→ Stored records
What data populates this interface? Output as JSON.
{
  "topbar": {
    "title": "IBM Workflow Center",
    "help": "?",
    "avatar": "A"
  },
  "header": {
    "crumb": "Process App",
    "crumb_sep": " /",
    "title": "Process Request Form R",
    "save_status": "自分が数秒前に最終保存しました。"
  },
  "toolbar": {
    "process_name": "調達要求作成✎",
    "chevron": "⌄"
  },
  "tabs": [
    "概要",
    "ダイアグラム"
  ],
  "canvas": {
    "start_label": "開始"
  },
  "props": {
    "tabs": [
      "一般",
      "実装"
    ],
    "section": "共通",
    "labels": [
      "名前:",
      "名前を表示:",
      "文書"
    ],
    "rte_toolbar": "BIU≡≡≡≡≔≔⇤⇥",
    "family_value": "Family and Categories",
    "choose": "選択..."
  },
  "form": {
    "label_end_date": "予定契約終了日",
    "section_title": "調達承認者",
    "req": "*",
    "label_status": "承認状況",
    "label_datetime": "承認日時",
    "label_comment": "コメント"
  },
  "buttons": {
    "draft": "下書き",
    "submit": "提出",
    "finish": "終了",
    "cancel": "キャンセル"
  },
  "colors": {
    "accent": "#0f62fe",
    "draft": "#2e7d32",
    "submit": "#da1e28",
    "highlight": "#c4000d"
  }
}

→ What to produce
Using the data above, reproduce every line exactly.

→ Exercise solution
What data populates this interface? Output as JSON.
{
  "topbar": {
    "title": "IBM Workflow Center",
    "help": "?",
    "avatar": "A"
  },
  "header": {
    "crumb": "Process App",
    "crumb_sep": " /",
    "title": "Process Request Form R",
    "save_status": "自分が数秒前に最終保存しました。"
  },
  "toolbar": {
    "process_name": "調達要求作成✎",
    "chevron": "⌄"
  },
  "tabs": [
    "概要",
    "ダイアグラム"
  ],
  "canvas": {
    "start_label": "開始"
  },
  "props": {
    "tabs": [
      "一般",
      "実装"
    ],
    "section": "共通",
    "labels": [
      "名前:",
      "名前を表示:",
      "文書"
    ],
    "rte_toolbar": "BIU≡≡≡≡≔≔⇤⇥",
    "family_value": "Family and Categories",
    "choose": "選択..."
  },
  "form": {
    "label_end_date": "予定契約終了日",
    "section_title": "調達承認者",
    "req": "*",
    "label_status": "承認状況",
    "label_datetime": "承認日時",
    "label_comment": "コメント"
  },
  "buttons": {
    "draft": "下書き",
    "submit": "提出",
    "finish": "終了",
    "cancel": "キャンセル"
  },
  "colors": {
    "accent": "#0f62fe",
    "draft": "#2e7d32",
    "submit": "#da1e28",
    "highlight": "#c4000d"
  }
}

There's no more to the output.